START EXCERPTED RECORDS
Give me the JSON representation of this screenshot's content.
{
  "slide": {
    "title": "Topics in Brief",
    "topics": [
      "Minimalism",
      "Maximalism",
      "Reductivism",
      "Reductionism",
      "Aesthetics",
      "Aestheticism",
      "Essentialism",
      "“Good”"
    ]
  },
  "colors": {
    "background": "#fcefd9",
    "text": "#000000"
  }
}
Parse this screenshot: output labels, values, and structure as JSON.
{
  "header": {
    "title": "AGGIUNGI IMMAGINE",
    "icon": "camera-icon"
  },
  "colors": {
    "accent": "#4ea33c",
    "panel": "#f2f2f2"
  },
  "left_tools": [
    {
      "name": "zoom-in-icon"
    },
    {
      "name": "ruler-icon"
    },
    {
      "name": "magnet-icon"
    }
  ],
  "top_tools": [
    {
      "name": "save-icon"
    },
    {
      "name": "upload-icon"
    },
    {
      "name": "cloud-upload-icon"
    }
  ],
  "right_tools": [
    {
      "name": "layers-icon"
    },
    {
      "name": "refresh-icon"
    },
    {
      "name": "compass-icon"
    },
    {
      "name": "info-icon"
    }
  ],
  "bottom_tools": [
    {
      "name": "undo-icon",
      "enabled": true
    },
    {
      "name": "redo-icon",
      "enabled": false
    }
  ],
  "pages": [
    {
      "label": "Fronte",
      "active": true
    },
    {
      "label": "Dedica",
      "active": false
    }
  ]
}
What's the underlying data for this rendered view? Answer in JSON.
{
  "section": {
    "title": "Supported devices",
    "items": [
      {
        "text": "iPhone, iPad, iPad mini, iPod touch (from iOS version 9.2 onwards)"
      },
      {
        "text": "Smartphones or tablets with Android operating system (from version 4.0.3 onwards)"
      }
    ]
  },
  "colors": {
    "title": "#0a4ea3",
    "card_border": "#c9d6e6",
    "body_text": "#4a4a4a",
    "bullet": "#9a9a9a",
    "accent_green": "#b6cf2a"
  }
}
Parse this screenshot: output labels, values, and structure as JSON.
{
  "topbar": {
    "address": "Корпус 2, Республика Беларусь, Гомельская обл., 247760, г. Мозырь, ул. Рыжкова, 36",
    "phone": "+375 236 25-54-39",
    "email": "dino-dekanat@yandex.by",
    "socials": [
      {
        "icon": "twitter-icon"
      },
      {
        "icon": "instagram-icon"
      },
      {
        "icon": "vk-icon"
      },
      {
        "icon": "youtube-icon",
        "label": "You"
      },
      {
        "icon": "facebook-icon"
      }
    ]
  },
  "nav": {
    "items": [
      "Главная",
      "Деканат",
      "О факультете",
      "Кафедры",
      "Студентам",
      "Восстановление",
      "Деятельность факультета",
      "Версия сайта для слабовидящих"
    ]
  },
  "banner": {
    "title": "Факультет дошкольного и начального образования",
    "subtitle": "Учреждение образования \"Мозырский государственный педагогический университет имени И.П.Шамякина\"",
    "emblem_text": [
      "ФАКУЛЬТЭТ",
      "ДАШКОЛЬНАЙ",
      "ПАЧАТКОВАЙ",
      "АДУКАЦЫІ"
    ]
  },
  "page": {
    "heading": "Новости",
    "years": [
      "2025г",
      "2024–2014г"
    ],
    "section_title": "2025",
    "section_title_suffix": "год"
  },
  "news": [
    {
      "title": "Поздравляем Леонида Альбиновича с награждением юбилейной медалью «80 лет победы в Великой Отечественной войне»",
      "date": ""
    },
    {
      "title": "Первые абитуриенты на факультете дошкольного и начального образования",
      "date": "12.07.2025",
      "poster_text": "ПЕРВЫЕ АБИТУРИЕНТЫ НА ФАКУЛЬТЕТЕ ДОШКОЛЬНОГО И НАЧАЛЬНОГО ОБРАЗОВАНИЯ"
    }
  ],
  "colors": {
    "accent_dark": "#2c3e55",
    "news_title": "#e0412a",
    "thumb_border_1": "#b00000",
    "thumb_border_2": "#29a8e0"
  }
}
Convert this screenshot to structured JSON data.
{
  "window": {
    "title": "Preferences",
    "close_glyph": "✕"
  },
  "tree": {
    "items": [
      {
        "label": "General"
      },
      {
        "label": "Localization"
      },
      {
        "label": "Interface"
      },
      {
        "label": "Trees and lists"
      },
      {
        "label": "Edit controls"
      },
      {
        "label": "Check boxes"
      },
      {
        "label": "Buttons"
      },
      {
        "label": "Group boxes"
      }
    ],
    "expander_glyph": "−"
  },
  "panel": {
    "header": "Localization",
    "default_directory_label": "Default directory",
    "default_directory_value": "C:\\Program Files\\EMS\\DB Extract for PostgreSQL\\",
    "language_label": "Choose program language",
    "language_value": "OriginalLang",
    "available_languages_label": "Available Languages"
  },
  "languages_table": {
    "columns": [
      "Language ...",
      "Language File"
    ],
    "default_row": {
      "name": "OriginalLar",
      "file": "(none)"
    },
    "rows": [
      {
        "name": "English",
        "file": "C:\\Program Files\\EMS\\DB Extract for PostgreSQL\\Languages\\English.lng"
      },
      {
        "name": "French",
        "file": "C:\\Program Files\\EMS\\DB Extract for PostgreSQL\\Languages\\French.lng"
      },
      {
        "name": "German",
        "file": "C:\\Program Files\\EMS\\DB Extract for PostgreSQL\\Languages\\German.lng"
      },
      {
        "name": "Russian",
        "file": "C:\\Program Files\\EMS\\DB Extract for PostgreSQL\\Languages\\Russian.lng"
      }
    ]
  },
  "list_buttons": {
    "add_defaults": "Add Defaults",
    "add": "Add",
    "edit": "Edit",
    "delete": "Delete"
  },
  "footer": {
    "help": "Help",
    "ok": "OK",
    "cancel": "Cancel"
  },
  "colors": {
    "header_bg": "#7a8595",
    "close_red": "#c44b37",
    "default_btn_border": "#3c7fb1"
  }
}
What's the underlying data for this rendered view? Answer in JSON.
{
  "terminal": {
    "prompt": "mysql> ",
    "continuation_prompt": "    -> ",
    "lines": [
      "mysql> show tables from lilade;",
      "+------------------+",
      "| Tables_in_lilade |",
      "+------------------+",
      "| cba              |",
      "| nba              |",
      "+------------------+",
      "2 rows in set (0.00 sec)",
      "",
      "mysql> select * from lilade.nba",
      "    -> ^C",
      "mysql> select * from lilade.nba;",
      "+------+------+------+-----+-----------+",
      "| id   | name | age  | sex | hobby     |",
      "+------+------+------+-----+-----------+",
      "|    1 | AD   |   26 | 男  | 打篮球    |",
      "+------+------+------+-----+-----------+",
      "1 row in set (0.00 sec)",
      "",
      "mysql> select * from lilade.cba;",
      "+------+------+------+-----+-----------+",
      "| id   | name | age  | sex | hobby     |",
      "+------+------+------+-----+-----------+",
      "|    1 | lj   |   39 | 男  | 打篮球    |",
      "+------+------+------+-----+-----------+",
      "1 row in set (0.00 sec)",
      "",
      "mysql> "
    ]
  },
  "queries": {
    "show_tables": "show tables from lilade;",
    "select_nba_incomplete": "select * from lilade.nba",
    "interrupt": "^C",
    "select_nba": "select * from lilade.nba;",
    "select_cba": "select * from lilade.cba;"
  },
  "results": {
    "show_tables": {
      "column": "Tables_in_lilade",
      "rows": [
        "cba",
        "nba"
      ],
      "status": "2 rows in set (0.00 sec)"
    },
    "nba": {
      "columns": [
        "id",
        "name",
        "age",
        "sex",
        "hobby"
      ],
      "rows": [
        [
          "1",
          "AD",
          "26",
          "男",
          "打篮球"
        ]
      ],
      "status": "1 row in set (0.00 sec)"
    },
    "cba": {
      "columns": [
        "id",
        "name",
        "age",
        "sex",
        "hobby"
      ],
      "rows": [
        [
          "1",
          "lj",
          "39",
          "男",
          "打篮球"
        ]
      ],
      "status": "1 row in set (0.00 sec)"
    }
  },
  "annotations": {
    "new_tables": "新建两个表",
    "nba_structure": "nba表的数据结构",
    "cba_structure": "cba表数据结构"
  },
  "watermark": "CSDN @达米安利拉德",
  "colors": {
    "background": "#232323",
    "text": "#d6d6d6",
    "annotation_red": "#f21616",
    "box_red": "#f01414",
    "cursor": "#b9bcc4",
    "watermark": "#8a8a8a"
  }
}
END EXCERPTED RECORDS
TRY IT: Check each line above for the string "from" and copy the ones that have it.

ANSWER BOX:
        "text": "iPhone, iPad, iPad mini, iPod touch (from iOS version 9.2 onwards)"
        "text": "Smartphones or tablets with Android operating system (from version 4.0.3 onwards)"
      "mysql> show tables from lilade;",
      "mysql> select * from lilade.nba",
      "mysql> select * from lilade.nba;",
      "mysql> select * from lilade.cba;",
    "show_tables": "show tables from lilade;",
    "select_nba_incomplete": "select * from lilade.nba",
    "select_nba": "select * from lilade.nba;",
    "select_cba": "select * from lilade.cba;"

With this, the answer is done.